Real World Impact of ICD-10

April 21st, 2014 / By Barbara Aubry, RN

I recently read a post by Carl Natales at ICD-10 Watch that called for real world reasons to adopt ICD-10 and it got me thinking. Last Labor Day weekend (2013), I spent three wonderful days not at the beach with my family and friends, but attending an ICD-10 Boot Camp training sponsored by the American Academy of Professional Coders. I did this in order to prepare for my ICD-10 proficiency exam in order to retain my Certified Professional Coder (CPC) credential (I passed by the way). The place was jammed with coders and HIM folks, managers, and worker bees alike. We got deep into the weeds of the code set. Interestingly, there were no jokes about codes for pelican attacks or fractures as the result of impact with a park bench – as so many outside of the industry find amusing. Perhaps because most of us attending the Boot Camp have spent years having to code health care encounters without access to codes that accurately represent the patient’s injury, illness, or procedure.

My Take
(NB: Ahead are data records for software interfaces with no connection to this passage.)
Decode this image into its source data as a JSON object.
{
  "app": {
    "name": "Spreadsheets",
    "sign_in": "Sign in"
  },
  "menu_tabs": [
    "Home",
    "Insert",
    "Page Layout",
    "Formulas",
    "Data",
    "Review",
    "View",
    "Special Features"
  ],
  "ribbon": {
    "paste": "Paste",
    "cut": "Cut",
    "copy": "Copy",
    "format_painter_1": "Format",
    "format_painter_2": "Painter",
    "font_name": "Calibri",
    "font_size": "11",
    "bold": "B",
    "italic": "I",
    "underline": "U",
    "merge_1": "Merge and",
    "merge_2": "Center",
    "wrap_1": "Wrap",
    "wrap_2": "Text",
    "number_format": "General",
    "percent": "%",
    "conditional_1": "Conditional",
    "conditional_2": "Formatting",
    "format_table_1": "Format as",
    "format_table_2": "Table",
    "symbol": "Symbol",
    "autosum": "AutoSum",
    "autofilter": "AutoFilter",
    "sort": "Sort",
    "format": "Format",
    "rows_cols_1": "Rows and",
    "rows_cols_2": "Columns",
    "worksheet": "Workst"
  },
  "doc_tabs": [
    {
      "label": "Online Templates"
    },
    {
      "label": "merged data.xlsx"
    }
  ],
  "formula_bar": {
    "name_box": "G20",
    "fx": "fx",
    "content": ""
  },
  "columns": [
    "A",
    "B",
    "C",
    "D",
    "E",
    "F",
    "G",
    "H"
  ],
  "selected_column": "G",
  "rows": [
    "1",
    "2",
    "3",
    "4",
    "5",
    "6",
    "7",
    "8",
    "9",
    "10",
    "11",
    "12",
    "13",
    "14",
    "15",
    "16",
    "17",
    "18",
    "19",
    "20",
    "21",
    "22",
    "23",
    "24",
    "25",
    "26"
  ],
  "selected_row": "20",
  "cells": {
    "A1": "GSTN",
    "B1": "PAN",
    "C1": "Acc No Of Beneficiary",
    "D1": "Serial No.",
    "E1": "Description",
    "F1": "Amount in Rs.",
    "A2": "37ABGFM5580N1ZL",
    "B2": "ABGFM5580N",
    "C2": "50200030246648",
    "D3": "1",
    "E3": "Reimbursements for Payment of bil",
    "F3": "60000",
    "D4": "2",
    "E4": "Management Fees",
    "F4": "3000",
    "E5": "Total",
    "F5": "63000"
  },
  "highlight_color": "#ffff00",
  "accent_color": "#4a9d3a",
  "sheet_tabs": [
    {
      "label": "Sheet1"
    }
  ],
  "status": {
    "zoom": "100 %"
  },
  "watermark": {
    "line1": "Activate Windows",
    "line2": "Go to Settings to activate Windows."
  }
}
As we began to review the fracture section and discussed how many of the codes for injuries and accidents had been expanded, a simple example of how ICD-10 can impact real world patient outcomes occurred to me. Consider: When you can code specifically to the cause of injury or the involvement of the patient in a given activity, the injuries with greater frequency become evident. Trends can be identified. Take bike riding for example. The cause of frequent injuries may become clear if the injuries are coded with ICD-10’s greater specificity. Recognition of the risk supports opportunities for improvement – by manufacturers of bicycle helmets, for instance. Perhaps a new design or material would provide greater safety? Or perhaps city planners could better answer common questions: What makes a bike lane safe – or not? Should it be wider?

This applies to any type of activity (work or leisure) and related equipment and environment. Ask any family member if they would prefer their loved one had access to the safest equipment possible – I think we know the answer.. I also assume manufacturers want to make the best products available – what if they had more information regarding the need? Could product development be enhanced?

This same principal applies to types of surgical procedures, approaches, anesthesia used, etc. Same with implants, pharmaceuticals, specific treatments – the list is endless.

More specific health care data is better for patients and better for business. There are many hidden opportunities for improvement and change that the data will uncover … when it is allowed to be adopted as the official code set. The sooner the better. The next time I purchase a new device I definitely won’t buy one with old data and last year’s software – would you? Why should health care be different?

Barbara Aubry is a Regulatory Analyst for 3M Health Information Systems.